[[ MATERIAL TO PROCESS open ]]

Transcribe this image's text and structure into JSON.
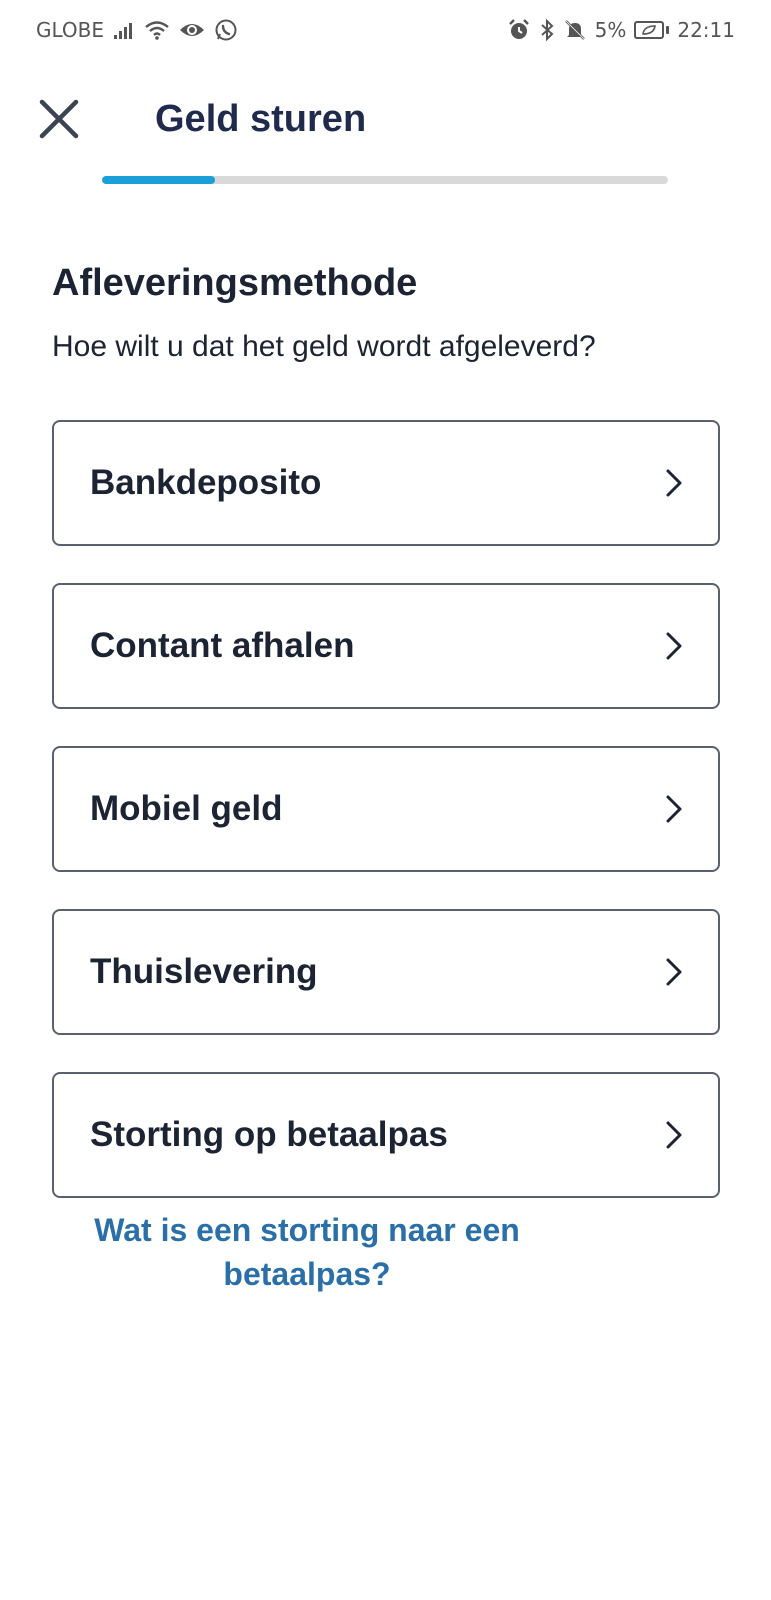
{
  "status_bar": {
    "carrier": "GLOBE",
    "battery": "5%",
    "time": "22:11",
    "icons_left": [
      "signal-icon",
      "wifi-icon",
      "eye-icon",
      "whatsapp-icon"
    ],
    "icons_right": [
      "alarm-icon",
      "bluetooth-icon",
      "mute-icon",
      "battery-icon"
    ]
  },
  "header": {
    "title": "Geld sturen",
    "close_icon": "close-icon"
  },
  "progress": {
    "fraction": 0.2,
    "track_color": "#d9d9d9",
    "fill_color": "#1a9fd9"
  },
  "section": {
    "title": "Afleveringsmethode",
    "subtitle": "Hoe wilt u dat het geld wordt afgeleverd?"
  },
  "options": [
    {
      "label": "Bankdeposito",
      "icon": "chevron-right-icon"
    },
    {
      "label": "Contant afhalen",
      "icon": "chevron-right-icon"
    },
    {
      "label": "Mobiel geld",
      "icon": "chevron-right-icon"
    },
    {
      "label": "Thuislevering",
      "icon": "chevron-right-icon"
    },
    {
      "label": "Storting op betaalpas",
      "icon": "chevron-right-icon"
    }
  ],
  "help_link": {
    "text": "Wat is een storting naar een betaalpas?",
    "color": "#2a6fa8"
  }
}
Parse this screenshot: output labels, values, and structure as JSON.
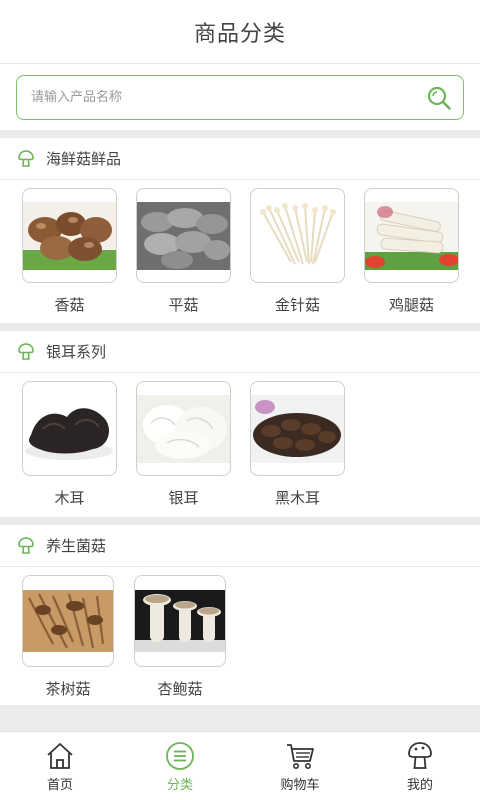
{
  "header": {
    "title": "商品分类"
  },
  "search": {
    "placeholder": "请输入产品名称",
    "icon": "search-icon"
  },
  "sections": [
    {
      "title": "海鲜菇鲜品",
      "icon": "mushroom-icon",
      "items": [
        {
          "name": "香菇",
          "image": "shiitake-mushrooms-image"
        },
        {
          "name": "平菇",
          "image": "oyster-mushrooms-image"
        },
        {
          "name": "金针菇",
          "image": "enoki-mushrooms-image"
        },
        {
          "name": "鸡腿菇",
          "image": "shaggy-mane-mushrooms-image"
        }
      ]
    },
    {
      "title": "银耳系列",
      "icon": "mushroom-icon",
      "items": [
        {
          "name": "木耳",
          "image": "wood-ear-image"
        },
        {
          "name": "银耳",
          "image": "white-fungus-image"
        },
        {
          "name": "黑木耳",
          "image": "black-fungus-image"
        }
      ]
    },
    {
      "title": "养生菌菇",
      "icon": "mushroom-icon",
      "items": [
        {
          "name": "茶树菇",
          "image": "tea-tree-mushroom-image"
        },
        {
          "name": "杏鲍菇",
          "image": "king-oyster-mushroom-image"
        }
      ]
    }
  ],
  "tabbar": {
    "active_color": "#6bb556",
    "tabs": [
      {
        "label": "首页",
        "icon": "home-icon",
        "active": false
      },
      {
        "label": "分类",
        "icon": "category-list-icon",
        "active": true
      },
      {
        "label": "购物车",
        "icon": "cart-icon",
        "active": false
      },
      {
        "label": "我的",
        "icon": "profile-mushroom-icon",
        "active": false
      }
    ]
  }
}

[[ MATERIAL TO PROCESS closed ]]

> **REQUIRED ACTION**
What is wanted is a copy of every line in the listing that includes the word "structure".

> **TASK RESPONSE**
Transcribe this image's text and structure into JSON.
Parse this screenshot: output labels, values, and structure as JSON.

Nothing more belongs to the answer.